It’s that time of the year when the shops start flooding with new gadgets in time for the Christmas market. Tempting, aren’t they? But before you go rushing off and buying one on your company’s accounts, it’s worth knowing a little about what you can and can’t set against your taxes. Once again, we asked the legendary Kenny Fitzgerald of online accountants, My Accountant Friend, to find out how it all works.
Hello again, Kenny. Tell us, what are the dos and don’ts of buying the new iPhone X, or perhaps a new bluetooth home speaker setup, or maybe an American-made Fender Stratocaster, or the same spanking-new car that my neighbour just bought?
You again, eh?
OK… it’s not terribly difficult. Grab a paper and pen and take some notes.
The assets should be business-related, otherwise they will generate something called a benefit-in-kind. A benefit-in-kind will have tax implications for both the individual – you – and the company, with personal tax payable at their marginal rate on the benefit received and the company also paying a class 1A NIC on the value of the benefit provided at a rate of 13.8%.
I was with you until ‘marginal rate’, Kenny. Is the rest of it English?
It’s what we call Accountant Speak. You can learn it if you want, but it’s easier to work with an accountant to help you get around the intricacies.
Anyone in mind?
It’s always worth giving My Accountant Friend a call.
Will do. Thanks. In the meantime, how about that Fender Stratocaster?
Are you a rock star?
No. Quite the opposite, in fact. I write things on tax blogs.
Probably best not to buy your electric guitar with your company funds, then.
How about the car thing? Surely that’s allowed?
Cars have their own rules for tax and I wouldn’t advise anyone to try and put their car through their company accounts. There are sometimes exceptions made for electric or very low-emission cars, but I imagine that’s another blog post entirely.
Damn it, Kenny! What about the iPhone X? Give me something to go away smiling about…
OK. Try this. Every employee and director can be provided with one company phone without incurring a benefit-in-kind, and all related costs would then be payable by the company for calls, line rental and phone purchases, if applicable.
Yes! That’s more like it. Presumably you need to have the money in your business account to do this, though, right? HMRC aren’t going to stump up for it, are they?
Er… you need to have the money to buy it, obviously. There’s no such thing as a free iPhone X in this life, chap.
How does VAT work on something like this? What should you tell the assistant in the shop when you’re trying to explain that it’s a company phone?
VAT is reclaimable on expenses that are solely for business in full.
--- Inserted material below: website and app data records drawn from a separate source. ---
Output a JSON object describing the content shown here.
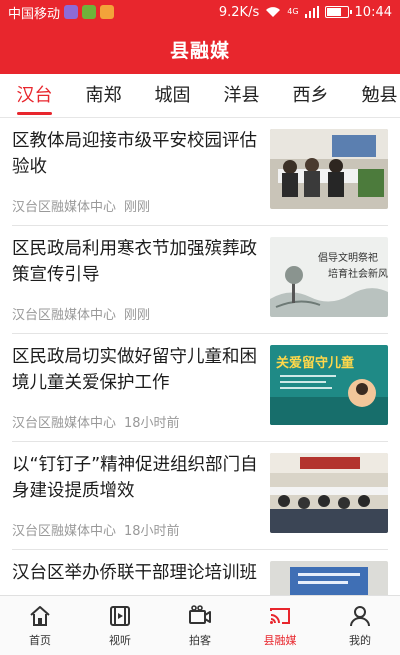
{
  "status_bar": {
    "carrier": "中国移动",
    "speed": "9.2K/s",
    "network": "4G",
    "time": "10:44"
  },
  "header": {
    "title": "县融媒"
  },
  "tabs": [
    {
      "label": "汉台",
      "active": true
    },
    {
      "label": "南郑",
      "active": false
    },
    {
      "label": "城固",
      "active": false
    },
    {
      "label": "洋县",
      "active": false
    },
    {
      "label": "西乡",
      "active": false
    },
    {
      "label": "勉县",
      "active": false
    }
  ],
  "news": [
    {
      "title": "区教体局迎接市级平安校园评估验收",
      "source": "汉台区融媒体中心",
      "time": "刚刚",
      "thumb_icon": "meeting-photo"
    },
    {
      "title": "区民政局利用寒衣节加强殡葬政策宣传引导",
      "source": "汉台区融媒体中心",
      "time": "刚刚",
      "thumb_icon": "poster-ink-painting",
      "thumb_text": [
        "倡导文明祭祀",
        "培育社会新风"
      ]
    },
    {
      "title": "区民政局切实做好留守儿童和困境儿童关爱保护工作",
      "source": "汉台区融媒体中心",
      "time": "18小时前",
      "thumb_icon": "poster-care",
      "thumb_text": [
        "关爱留守儿童"
      ]
    },
    {
      "title": "以“钉钉子”精神促进组织部门自身建设提质增效",
      "source": "汉台区融媒体中心",
      "time": "18小时前",
      "thumb_icon": "meeting-hall-photo"
    },
    {
      "title": "汉台区举办侨联干部理论培训班",
      "source": "",
      "time": "",
      "thumb_icon": "training-photo"
    }
  ],
  "bottom_nav": [
    {
      "label": "首页",
      "icon": "home-icon",
      "active": false
    },
    {
      "label": "视听",
      "icon": "film-icon",
      "active": false
    },
    {
      "label": "拍客",
      "icon": "camera-icon",
      "active": false
    },
    {
      "label": "县融媒",
      "icon": "cast-icon",
      "active": true
    },
    {
      "label": "我的",
      "icon": "person-icon",
      "active": false
    }
  ],
  "colors": {
    "brand": "#e8262d",
    "meta": "#999999"
  }
}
If they are a benefit-in-kind, then the VAT reclaim may be restricted. Note that VAT cannot be reclaimed on company cars that are purchased by the company, and only 50% can be reclaimed if the car is a business lease.
Is that Accountant Speak again, Kenny?
No. I believe that’s mostly English.
How about the paperwork for the iPhone X? What do I need to keep and pass on to your accountant friend?
You mean My Accountant Friend?
The original purchase invoices should be kept for the company records. For items such as cars, we obviously require a lot more details as the benefit-in-kind is linked to the original list price (not the purchase price) and Co2 emission rates. We would also need details of any finance agreements to split out the interest payments to be made.
Gotcha. I’ve asked you before about the strangest request you’ve had from a client on this subject, but I wonder if there are any new classics you’d like to share?
I once had someone who was an IT contractor wanted to put a horse box through the company to save both corporation tax and VAT. A horse had nothing to do with his company and it turned out it was basically for his wife to move her horse around.
As such, I explained that the VAT would not be reclaimable as it had no business use, and also it would be excluded from a corporation tax deduction for the same reason. On top of this he would pay benefit-in-kind tax and the company would pay tax on the benefit too.
Overall it would have cost him more, so he saw sense and didn’t put the horse or its box through the company. Unless you’re in the horse business, it’s always best to avoid putting horses through company accounts.
Damn it, Kenny! You’ve just spoilt Christmas!